====== Recorded information ======

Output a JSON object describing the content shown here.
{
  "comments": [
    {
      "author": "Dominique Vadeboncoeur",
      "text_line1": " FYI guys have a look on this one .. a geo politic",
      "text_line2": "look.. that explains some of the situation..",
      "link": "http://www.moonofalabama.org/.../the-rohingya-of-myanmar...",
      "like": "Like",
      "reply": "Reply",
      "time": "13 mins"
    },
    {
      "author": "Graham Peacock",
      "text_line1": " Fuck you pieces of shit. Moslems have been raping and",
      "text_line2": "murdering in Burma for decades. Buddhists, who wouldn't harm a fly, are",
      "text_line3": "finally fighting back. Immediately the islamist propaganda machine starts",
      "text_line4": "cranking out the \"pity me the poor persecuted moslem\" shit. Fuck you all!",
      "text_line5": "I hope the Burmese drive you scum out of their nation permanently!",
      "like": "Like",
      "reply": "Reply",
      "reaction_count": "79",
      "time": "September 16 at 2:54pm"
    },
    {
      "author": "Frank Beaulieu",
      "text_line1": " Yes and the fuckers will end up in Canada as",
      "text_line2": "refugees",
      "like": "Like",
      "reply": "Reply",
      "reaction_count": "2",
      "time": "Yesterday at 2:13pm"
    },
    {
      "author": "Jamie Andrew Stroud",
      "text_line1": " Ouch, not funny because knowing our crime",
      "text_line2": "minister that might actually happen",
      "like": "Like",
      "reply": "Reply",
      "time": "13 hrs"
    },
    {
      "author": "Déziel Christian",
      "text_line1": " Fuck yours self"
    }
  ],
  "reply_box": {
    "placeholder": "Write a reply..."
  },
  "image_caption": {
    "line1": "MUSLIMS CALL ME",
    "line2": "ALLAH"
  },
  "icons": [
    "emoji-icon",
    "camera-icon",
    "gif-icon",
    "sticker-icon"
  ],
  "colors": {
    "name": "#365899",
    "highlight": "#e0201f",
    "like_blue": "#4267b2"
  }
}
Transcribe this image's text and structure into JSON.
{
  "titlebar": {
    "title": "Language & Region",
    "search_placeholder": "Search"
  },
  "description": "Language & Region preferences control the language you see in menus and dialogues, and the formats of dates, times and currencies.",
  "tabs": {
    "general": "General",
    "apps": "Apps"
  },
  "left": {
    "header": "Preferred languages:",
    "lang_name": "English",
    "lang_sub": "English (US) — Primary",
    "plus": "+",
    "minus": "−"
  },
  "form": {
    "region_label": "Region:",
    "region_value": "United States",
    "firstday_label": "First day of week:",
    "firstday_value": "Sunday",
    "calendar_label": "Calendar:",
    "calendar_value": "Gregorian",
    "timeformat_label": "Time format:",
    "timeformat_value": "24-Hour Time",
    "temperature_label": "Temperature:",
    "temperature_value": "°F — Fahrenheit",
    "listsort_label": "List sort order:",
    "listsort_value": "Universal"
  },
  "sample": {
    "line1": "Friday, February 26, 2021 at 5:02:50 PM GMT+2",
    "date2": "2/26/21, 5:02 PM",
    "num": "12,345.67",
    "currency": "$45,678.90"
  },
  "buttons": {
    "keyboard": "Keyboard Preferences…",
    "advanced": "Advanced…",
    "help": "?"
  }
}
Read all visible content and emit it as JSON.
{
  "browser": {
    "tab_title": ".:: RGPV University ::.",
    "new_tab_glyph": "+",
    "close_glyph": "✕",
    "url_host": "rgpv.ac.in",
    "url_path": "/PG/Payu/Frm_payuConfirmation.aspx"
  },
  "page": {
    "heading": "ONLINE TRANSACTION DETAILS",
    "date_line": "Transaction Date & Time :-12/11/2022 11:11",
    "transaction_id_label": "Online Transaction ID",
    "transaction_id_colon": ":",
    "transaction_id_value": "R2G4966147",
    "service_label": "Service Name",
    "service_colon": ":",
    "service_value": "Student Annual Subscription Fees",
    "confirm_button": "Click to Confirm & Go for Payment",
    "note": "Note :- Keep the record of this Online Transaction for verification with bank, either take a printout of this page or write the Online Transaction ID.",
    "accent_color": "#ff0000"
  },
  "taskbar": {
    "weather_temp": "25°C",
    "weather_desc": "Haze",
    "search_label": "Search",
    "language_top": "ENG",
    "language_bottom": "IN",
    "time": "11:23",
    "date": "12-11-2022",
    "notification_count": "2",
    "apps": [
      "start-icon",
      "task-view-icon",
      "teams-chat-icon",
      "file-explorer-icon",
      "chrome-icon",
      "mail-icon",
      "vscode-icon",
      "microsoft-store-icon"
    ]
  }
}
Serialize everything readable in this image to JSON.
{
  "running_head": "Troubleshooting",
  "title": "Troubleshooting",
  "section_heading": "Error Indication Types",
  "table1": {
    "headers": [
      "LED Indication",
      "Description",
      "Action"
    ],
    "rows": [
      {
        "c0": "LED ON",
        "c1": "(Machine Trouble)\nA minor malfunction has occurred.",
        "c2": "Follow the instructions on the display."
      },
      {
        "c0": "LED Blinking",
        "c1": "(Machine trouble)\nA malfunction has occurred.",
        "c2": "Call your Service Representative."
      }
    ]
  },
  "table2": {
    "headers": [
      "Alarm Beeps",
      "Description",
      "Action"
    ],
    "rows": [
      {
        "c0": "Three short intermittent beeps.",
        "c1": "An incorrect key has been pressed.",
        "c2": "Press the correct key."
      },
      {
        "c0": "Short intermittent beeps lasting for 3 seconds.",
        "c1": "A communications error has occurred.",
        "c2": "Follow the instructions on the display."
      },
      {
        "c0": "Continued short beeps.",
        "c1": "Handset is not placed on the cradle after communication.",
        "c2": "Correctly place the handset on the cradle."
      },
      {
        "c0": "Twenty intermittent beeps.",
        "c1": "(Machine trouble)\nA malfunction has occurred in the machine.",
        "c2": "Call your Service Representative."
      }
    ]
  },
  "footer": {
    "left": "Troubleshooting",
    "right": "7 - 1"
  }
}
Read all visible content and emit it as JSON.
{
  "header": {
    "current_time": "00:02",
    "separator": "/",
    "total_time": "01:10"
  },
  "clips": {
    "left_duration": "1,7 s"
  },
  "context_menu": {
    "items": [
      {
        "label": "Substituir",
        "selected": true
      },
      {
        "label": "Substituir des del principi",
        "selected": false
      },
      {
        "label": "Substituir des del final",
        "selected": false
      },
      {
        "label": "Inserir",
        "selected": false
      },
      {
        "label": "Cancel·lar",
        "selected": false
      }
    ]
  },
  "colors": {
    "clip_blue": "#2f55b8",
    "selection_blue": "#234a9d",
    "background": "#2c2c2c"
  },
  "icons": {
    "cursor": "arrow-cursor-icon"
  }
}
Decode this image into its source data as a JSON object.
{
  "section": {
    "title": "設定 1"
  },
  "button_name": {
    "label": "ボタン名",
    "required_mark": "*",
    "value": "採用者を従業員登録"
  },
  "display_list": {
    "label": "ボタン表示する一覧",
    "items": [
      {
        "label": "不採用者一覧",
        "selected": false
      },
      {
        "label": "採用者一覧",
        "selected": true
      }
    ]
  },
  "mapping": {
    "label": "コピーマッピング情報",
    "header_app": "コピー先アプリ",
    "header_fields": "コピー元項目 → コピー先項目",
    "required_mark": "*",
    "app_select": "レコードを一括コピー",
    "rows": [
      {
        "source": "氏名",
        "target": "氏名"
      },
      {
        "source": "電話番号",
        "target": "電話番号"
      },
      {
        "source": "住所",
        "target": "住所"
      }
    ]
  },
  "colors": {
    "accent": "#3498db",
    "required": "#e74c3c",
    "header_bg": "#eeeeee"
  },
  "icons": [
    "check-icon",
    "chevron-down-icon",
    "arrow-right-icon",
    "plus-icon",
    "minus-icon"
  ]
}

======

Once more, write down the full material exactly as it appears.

Output a JSON object describing the content shown here.
{
  "comments": [
    {
      "author": "Dominique Vadeboncoeur",
      "text_line1": " FYI guys have a look on this one .. a geo politic",
      "text_line2": "look.. that explains some of the situation..",
      "link": "http://www.moonofalabama.org/.../the-rohingya-of-myanmar...",
      "like": "Like",
      "reply": "Reply",
      "time": "13 mins"
    },
    {
      "author": "Graham Peacock",
      "text_line1": " Fuck you pieces of shit. Moslems have been raping and",
      "text_line2": "murdering in Burma for decades. Buddhists, who wouldn't harm a fly, are",
      "text_line3": "finally fighting back. Immediately the islamist propaganda machine starts",
      "text_line4": "cranking out the \"pity me the poor persecuted moslem\" shit. Fuck you all!",
      "text_line5": "I hope the Burmese drive you scum out of their nation permanently!",
      "like": "Like",
      "reply": "Reply",
      "reaction_count": "79",
      "time": "September 16 at 2:54pm"
    },
    {
      "author": "Frank Beaulieu",
      "text_line1": " Yes and the fuckers will end up in Canada as",
      "text_line2": "refugees",
      "like": "Like",
      "reply": "Reply",
      "reaction_count": "2",
      "time": "Yesterday at 2:13pm"
    },
    {
      "author": "Jamie Andrew Stroud",
      "text_line1": " Ouch, not funny because knowing our crime",
      "text_line2": "minister that might actually happen",
      "like": "Like",
      "reply": "Reply",
      "time": "13 hrs"
    },
    {
      "author": "Déziel Christian",
      "text_line1": " Fuck yours self"
    }
  ],
  "reply_box": {
    "placeholder": "Write a reply..."
  },
  "image_caption": {
    "line1": "MUSLIMS CALL ME",
    "line2": "ALLAH"
  },
  "icons": [
    "emoji-icon",
    "camera-icon",
    "gif-icon",
    "sticker-icon"
  ],
  "colors": {
    "name": "#365899",
    "highlight": "#e0201f",
    "like_blue": "#4267b2"
  }
}
Transcribe this image's text and structure into JSON.
{
  "titlebar": {
    "title": "Language & Region",
    "search_placeholder": "Search"
  },
  "description": "Language & Region preferences control the language you see in menus and dialogues, and the formats of dates, times and currencies.",
  "tabs": {
    "general": "General",
    "apps": "Apps"
  },
  "left": {
    "header": "Preferred languages:",
    "lang_name": "English",
    "lang_sub": "English (US) — Primary",
    "plus": "+",
    "minus": "−"
  },
  "form": {
    "region_label": "Region:",
    "region_value": "United States",
    "firstday_label": "First day of week:",
    "firstday_value": "Sunday",
    "calendar_label": "Calendar:",
    "calendar_value": "Gregorian",
    "timeformat_label": "Time format:",
    "timeformat_value": "24-Hour Time",
    "temperature_label": "Temperature:",
    "temperature_value": "°F — Fahrenheit",
    "listsort_label": "List sort order:",
    "listsort_value": "Universal"
  },
  "sample": {
    "line1": "Friday, February 26, 2021 at 5:02:50 PM GMT+2",
    "date2": "2/26/21, 5:02 PM",
    "num": "12,345.67",
    "currency": "$45,678.90"
  },
  "buttons": {
    "keyboard": "Keyboard Preferences…",
    "advanced": "Advanced…",
    "help": "?"
  }
}
Read all visible content and emit it as JSON.
{
  "browser": {
    "tab_title": ".:: RGPV University ::.",
    "new_tab_glyph": "+",
    "close_glyph": "✕",
    "url_host": "rgpv.ac.in",
    "url_path": "/PG/Payu/Frm_payuConfirmation.aspx"
  },
  "page": {
    "heading": "ONLINE TRANSACTION DETAILS",
    "date_line": "Transaction Date & Time :-12/11/2022 11:11",
    "transaction_id_label": "Online Transaction ID",
    "transaction_id_colon": ":",
    "transaction_id_value": "R2G4966147",
    "service_label": "Service Name",
    "service_colon": ":",
    "service_value": "Student Annual Subscription Fees",
    "confirm_button": "Click to Confirm & Go for Payment",
    "note": "Note :- Keep the record of this Online Transaction for verification with bank, either take a printout of this page or write the Online Transaction ID.",
    "accent_color": "#ff0000"
  },
  "taskbar": {
    "weather_temp": "25°C",
    "weather_desc": "Haze",
    "search_label": "Search",
    "language_top": "ENG",
    "language_bottom": "IN",
    "time": "11:23",
    "date": "12-11-2022",
    "notification_count": "2",
    "apps": [
      "start-icon",
      "task-view-icon",
      "teams-chat-icon",
      "file-explorer-icon",
      "chrome-icon",
      "mail-icon",
      "vscode-icon",
      "microsoft-store-icon"
    ]
  }
}
Serialize everything readable in this image to JSON.
{
  "running_head": "Troubleshooting",
  "title": "Troubleshooting",
  "section_heading": "Error Indication Types",
  "table1": {
    "headers": [
      "LED Indication",
      "Description",
      "Action"
    ],
    "rows": [
      {
        "c0": "LED ON",
        "c1": "(Machine Trouble)\nA minor malfunction has occurred.",
        "c2": "Follow the instructions on the display."
      },
      {
        "c0": "LED Blinking",
        "c1": "(Machine trouble)\nA malfunction has occurred.",
        "c2": "Call your Service Representative."
      }
    ]
  },
  "table2": {
    "headers": [
      "Alarm Beeps",
      "Description",
      "Action"
    ],
    "rows": [
      {
        "c0": "Three short intermittent beeps.",
        "c1": "An incorrect key has been pressed.",
        "c2": "Press the correct key."
      },
      {
        "c0": "Short intermittent beeps lasting for 3 seconds.",
        "c1": "A communications error has occurred.",
        "c2": "Follow the instructions on the display."
      },
      {
        "c0": "Continued short beeps.",
        "c1": "Handset is not placed on the cradle after communication.",
        "c2": "Correctly place the handset on the cradle."
      },
      {
        "c0": "Twenty intermittent beeps.",
        "c1": "(Machine trouble)\nA malfunction has occurred in the machine.",
        "c2": "Call your Service Representative."
      }
    ]
  },
  "footer": {
    "left": "Troubleshooting",
    "right": "7 - 1"
  }
}
Read all visible content and emit it as JSON.
{
  "header": {
    "current_time": "00:02",
    "separator": "/",
    "total_time": "01:10"
  },
  "clips": {
    "left_duration": "1,7 s"
  },
  "context_menu": {
    "items": [
      {
        "label": "Substituir",
        "selected": true
      },
      {
        "label": "Substituir des del principi",
        "selected": false
      },
      {
        "label": "Substituir des del final",
        "selected": false
      },
      {
        "label": "Inserir",
        "selected": false
      },
      {
        "label": "Cancel·lar",
        "selected": false
      }
    ]
  },
  "colors": {
    "clip_blue": "#2f55b8",
    "selection_blue": "#234a9d",
    "background": "#2c2c2c"
  },
  "icons": {
    "cursor": "arrow-cursor-icon"
  }
}
Decode this image into its source data as a JSON object.
{
  "section": {
    "title": "設定 1"
  },
  "button_name": {
    "label": "ボタン名",
    "required_mark": "*",
    "value": "採用者を従業員登録"
  },
  "display_list": {
    "label": "ボタン表示する一覧",
    "items": [
      {
        "label": "不採用者一覧",
        "selected": false
      },
      {
        "label": "採用者一覧",
        "selected": true
      }
    ]
  },
  "mapping": {
    "label": "コピーマッピング情報",
    "header_app": "コピー先アプリ",
    "header_fields": "コピー元項目 → コピー先項目",
    "required_mark": "*",
    "app_select": "レコードを一括コピー",
    "rows": [
      {
        "source": "氏名",
        "target": "氏名"
      },
      {
        "source": "電話番号",
        "target": "電話番号"
      },
      {
        "source": "住所",
        "target": "住所"
      }
    ]
  },
  "colors": {
    "accent": "#3498db",
    "required": "#e74c3c",
    "header_bg": "#eeeeee"
  },
  "icons": [
    "check-icon",
    "chevron-down-icon",
    "arrow-right-icon",
    "plus-icon",
    "minus-icon"
  ]
}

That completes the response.